Page and application data records
■ ■ ■ ■

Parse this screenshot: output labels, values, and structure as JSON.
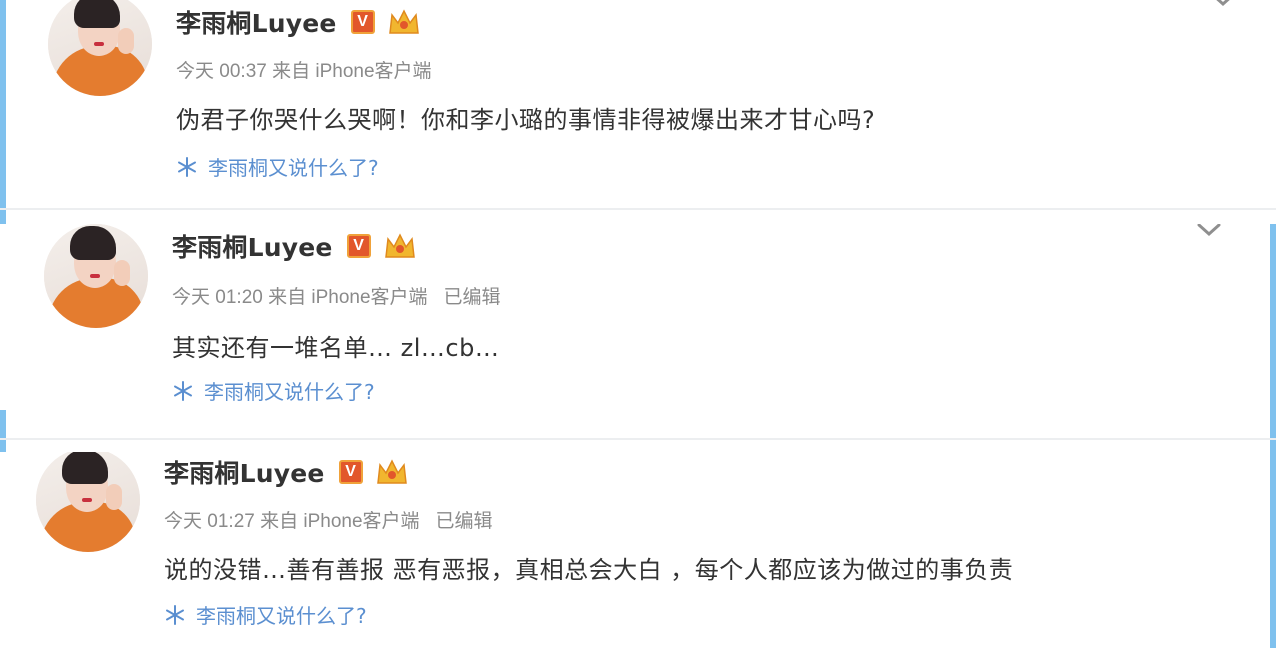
{
  "posts": [
    {
      "user_name": "李雨桐Luyee",
      "v_badge": "V",
      "meta": "今天 00:37 来自 iPhone客户端",
      "edited": "",
      "content": "伪君子你哭什么哭啊！你和李小璐的事情非得被爆出来才甘心吗?",
      "topic": "李雨桐又说什么了?"
    },
    {
      "user_name": "李雨桐Luyee",
      "v_badge": "V",
      "meta": "今天 01:20 来自 iPhone客户端",
      "edited": "已编辑",
      "content": "其实还有一堆名单… zl…cb…",
      "topic": "李雨桐又说什么了?"
    },
    {
      "user_name": "李雨桐Luyee",
      "v_badge": "V",
      "meta": "今天 01:27 来自 iPhone客户端",
      "edited": "已编辑",
      "content": "说的没错…善有善报 恶有恶报，真相总会大白 ，每个人都应该为做过的事负责",
      "topic": "李雨桐又说什么了?"
    }
  ],
  "colors": {
    "accent_blue": "#5b8fd0",
    "v_badge": "#e2572b",
    "avatar_coat": "#e47c2f",
    "frame_blue": "#7fc1ee"
  }
}
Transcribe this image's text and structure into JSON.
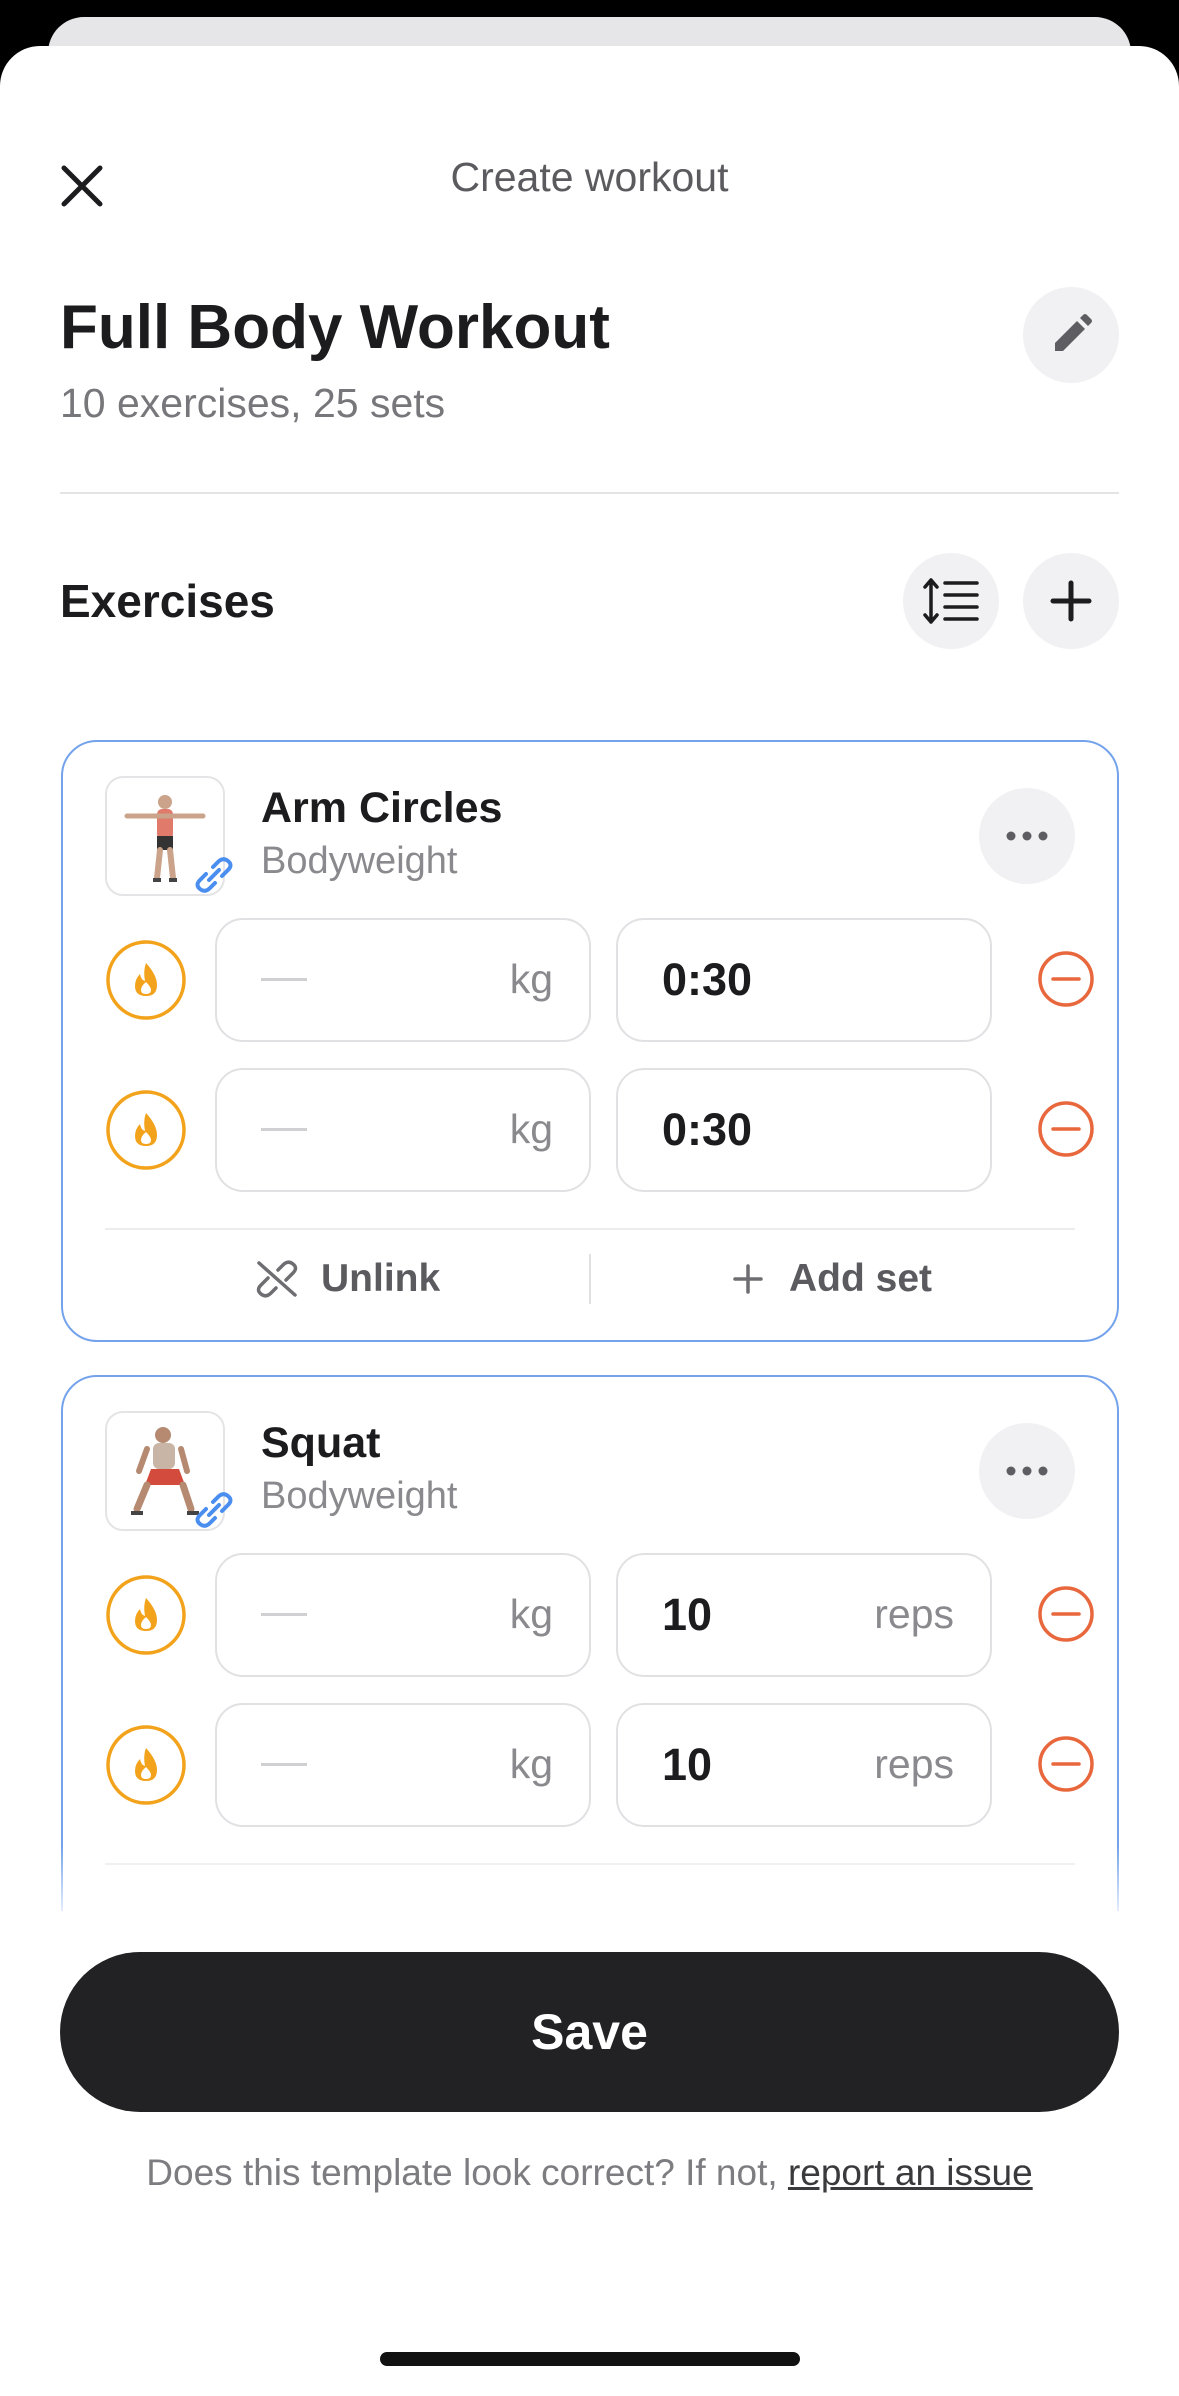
{
  "header": {
    "title": "Create workout"
  },
  "workout": {
    "name": "Full Body Workout",
    "summary": "10 exercises, 25 sets"
  },
  "exercises_section": {
    "title": "Exercises"
  },
  "exercises": [
    {
      "name": "Arm Circles",
      "equipment": "Bodyweight",
      "sets": [
        {
          "weight_unit": "kg",
          "value": "0:30",
          "value_unit": ""
        },
        {
          "weight_unit": "kg",
          "value": "0:30",
          "value_unit": ""
        }
      ],
      "unlink_label": "Unlink",
      "add_set_label": "Add set"
    },
    {
      "name": "Squat",
      "equipment": "Bodyweight",
      "sets": [
        {
          "weight_unit": "kg",
          "value": "10",
          "value_unit": "reps"
        },
        {
          "weight_unit": "kg",
          "value": "10",
          "value_unit": "reps"
        }
      ]
    }
  ],
  "footer": {
    "save_label": "Save",
    "report_prompt": "Does this template look correct? If not,",
    "report_link": "report an issue"
  },
  "colors": {
    "accent_border": "#74a3ec",
    "warmup_orange": "#f2a31b",
    "remove_red": "#e8673c",
    "save_bg": "#222224",
    "link_blue": "#4a8ef0"
  },
  "icons": {
    "close": "close-icon",
    "edit": "pencil-icon",
    "reorder": "reorder-icon",
    "add": "plus-icon",
    "more": "more-horizontal-icon",
    "warmup": "flame-icon",
    "remove": "minus-circle-icon",
    "unlink": "unlink-icon",
    "link": "link-icon"
  }
}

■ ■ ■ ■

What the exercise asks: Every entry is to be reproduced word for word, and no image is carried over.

Written solution:
Parse this screenshot: output labels, values, and structure as JSON.
{
  "posts": [
    {
      "user_name": "李雨桐Luyee",
      "v_badge": "V",
      "meta": "今天 00:37 来自 iPhone客户端",
      "edited": "",
      "content": "伪君子你哭什么哭啊！你和李小璐的事情非得被爆出来才甘心吗?",
      "topic": "李雨桐又说什么了?"
    },
    {
      "user_name": "李雨桐Luyee",
      "v_badge": "V",
      "meta": "今天 01:20 来自 iPhone客户端",
      "edited": "已编辑",
      "content": "其实还有一堆名单… zl…cb…",
      "topic": "李雨桐又说什么了?"
    },
    {
      "user_name": "李雨桐Luyee",
      "v_badge": "V",
      "meta": "今天 01:27 来自 iPhone客户端",
      "edited": "已编辑",
      "content": "说的没错…善有善报 恶有恶报，真相总会大白 ，每个人都应该为做过的事负责",
      "topic": "李雨桐又说什么了?"
    }
  ],
  "colors": {
    "accent_blue": "#5b8fd0",
    "v_badge": "#e2572b",
    "avatar_coat": "#e47c2f",
    "frame_blue": "#7fc1ee"
  }
}
Transcribe this image's text and structure into JSON.
{
  "header": {
    "title": "Create workout"
  },
  "workout": {
    "name": "Full Body Workout",
    "summary": "10 exercises, 25 sets"
  },
  "exercises_section": {
    "title": "Exercises"
  },
  "exercises": [
    {
      "name": "Arm Circles",
      "equipment": "Bodyweight",
      "sets": [
        {
          "weight_unit": "kg",
          "value": "0:30",
          "value_unit": ""
        },
        {
          "weight_unit": "kg",
          "value": "0:30",
          "value_unit": ""
        }
      ],
      "unlink_label": "Unlink",
      "add_set_label": "Add set"
    },
    {
      "name": "Squat",
      "equipment": "Bodyweight",
      "sets": [
        {
          "weight_unit": "kg",
          "value": "10",
          "value_unit": "reps"
        },
        {
          "weight_unit": "kg",
          "value": "10",
          "value_unit": "reps"
        }
      ]
    }
  ],
  "footer": {
    "save_label": "Save",
    "report_prompt": "Does this template look correct? If not,",
    "report_link": "report an issue"
  },
  "colors": {
    "accent_border": "#74a3ec",
    "warmup_orange": "#f2a31b",
    "remove_red": "#e8673c",
    "save_bg": "#222224",
    "link_blue": "#4a8ef0"
  },
  "icons": {
    "close": "close-icon",
    "edit": "pencil-icon",
    "reorder": "reorder-icon",
    "add": "plus-icon",
    "more": "more-horizontal-icon",
    "warmup": "flame-icon",
    "remove": "minus-circle-icon",
    "unlink": "unlink-icon",
    "link": "link-icon"
  }
}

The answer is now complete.